Rowley, who is to become a minister without portfolio in Kezia Dugdale’s front bench team, believes shaking off the perception of the party in Scotland being ‘‘branch office’’ of the UK Labour Party is necessary after its disastrous General Election.

That would mean the party’s MP Ian Murray and any future MPs would take direction from north of the Border, even if this contradicted stances taken on those issues at the UK level.

Launching his deputy leadership campaign message in The National in June, Rowley said: “We must build a radical and progressive movement for change in Scotland that embraces devolutions, progresses localism and delivers fairness.

“We must also encourage open debate and discussion, whether that is the renewal of Trident, the role of the welfare state and how to build a fairer more equal society.

“Labour in Scotland must reflect the views of members and the communities we seek to serve and we will do that by engaging in an open and transparent approach rebuilding the trust that once made Labour the workers’ party and put us at the heart of every community.”

Last night a source close to Rowley said in his new role he would be pushing for a more autonomous Scottish party.

“He very much believes that policy for Scotland has to come from Scotland and the party needs to be completely run by the leadership in Scotland,” the source said.

“In terms of MPs, he is very much of the view that they should be taking their direction from the party in Scotland.

“It might take time, but he knows that is the direction the party has to move in and there is no going back from that.”

He added: “The branch office label will not be acceptable anymore.

“Alex will be saying ‘yes, we are united with our Labour comrades across the UK, but if the party members in Scotland are thinking a certain way that is the approach MSPs and MPs should take’.”

Rowley, MSP for Cowdenbeath and a former aide to ex-prime minister Gordon Brown, defeated fellow MSP Richard Baker and Glasgow city council leader Gordon Matheson to win the deputy leadership race on Saturday, while Dugdale beat Eastwood MSP Ken Macintosh to become leader.

The contest followed former leader Jim Murphy’s resignation in June, following the loss of 40 of the party’s 41 MPs at the General Election.

Rowley quit Murphy’s front-bench team in protest at the leader continuing in his post for several weeks after the defeat.

Murphy’s predecessor Johann Lamont resigned following last September’s referendum, accusing her London bosses of treating the party in Scotland like a “branch office”.

“Some were rather annoyed about Johann Lamont’s comment last year about UK party leadership treating Scottish Labour as the branch office. I have heard many say this is not a description they recognise,” Rowley told The National in June.

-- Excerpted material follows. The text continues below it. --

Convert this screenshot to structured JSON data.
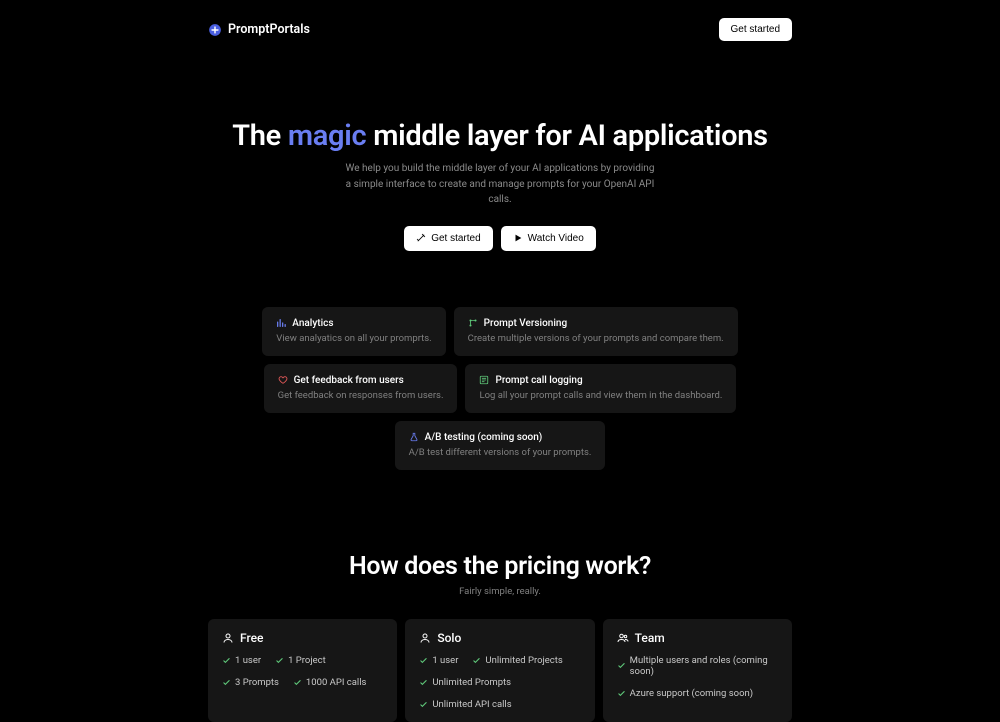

“However, I recognise it and believe it must be addressed in order for Labour in Scotland to move forward with a more progressive approach.

“We need to become the party of Scottish home rule and our opening salvo to Westminster and the UK Labour Party must be that the current relationship between Scotland and the rest of the UK is untenable and will require radical change.”